Russia must investigate the deaths and abductions of activists in Crimea who have opposed Moscow's annexation of the peninsula and ensure the rights of minorities and media are respected, a leading European human rights watchdog said on Monday.
In a 16-page report, the Council of Europe's Commissioner for Human Rights Nils Muiznieks highlighted the cases of three missing civil society activists and the deaths of local residents, including a teenager, since Russia took over Crimea.
He also expressed concern about the treatment of Ukrainians and of Crimea's Tatars, the Muslim ethnic minority which largely boycotted a controversial March 16 referendum that produced an overwhelming vote in favor of returning the peninsula to Russia.
“All cases of serious human rights violations that have occurred in Crimea since February 2014, including the recent cases of abductions, must be effectively investigated and those responsible held accountable,” he said in a statement.
The report noted the death of 16-year old student activist, Mark Ivanyuk, who died in unclear circumstances in what local police said was a hit-and-run accident.
It also called the murder of Reshat Ametov, an ethnic Tatar in his 30s, who was found dead with signs of torture in March, one of the gravest rights abuse cases in Crimea.
Three activists - Leonid Korzh, Timur Shaimardanov and Seiran Zinedinov - have been missing since May, the report said.
Freedom of speech has been undermined in Crimea in recent months, it said, with certain media outlets critical of the annexation being either relocated or closed down.
Russia's annexation of Crimea triggered the worst East-West crisis since the Cold War. The West accuses Russia of invading foreign territory while Moscow says it accepted the will of the people in Crimea.
Many Crimean Tatars wanted Crimea to remain in Ukraine.

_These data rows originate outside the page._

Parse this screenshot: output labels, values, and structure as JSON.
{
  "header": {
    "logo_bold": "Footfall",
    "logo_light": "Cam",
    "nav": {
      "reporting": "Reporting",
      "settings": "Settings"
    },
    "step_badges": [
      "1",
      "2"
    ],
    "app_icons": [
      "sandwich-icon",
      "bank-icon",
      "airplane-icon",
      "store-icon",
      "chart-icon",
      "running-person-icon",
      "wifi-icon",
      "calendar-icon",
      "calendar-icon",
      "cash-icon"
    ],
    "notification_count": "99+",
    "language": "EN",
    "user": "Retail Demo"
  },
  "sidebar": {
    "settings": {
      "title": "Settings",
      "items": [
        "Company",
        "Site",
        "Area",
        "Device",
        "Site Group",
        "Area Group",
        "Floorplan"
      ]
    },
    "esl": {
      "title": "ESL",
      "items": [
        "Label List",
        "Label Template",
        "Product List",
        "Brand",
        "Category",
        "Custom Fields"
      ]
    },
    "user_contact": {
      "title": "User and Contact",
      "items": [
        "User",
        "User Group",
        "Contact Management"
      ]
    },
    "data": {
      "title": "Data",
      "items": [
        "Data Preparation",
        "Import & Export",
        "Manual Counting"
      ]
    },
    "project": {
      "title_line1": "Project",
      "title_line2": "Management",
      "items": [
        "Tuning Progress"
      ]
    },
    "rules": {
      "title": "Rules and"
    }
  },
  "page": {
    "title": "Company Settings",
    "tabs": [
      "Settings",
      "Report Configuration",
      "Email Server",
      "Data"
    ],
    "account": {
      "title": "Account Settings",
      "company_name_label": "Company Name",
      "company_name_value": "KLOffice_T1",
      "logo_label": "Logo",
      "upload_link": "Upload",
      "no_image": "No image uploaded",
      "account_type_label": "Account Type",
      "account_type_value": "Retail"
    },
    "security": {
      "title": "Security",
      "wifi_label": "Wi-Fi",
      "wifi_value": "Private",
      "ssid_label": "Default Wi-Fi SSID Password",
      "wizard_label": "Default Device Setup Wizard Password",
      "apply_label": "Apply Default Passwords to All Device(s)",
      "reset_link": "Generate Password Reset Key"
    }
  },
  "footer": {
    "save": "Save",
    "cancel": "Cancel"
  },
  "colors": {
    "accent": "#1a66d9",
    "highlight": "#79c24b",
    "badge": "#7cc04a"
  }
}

Moscow has banned Mustafa Dzhemilev, a leading Tatar, from returning to the peninsula from the mainland, and outlawed commemorations of Stalin's persecution of Tatars in a clear signal no dissent would be tolerated.
U.N. monitors said in May serious human rights problems were emerging in Crimea and expressed concern about the treatment of religious and ethnic minorities, among others.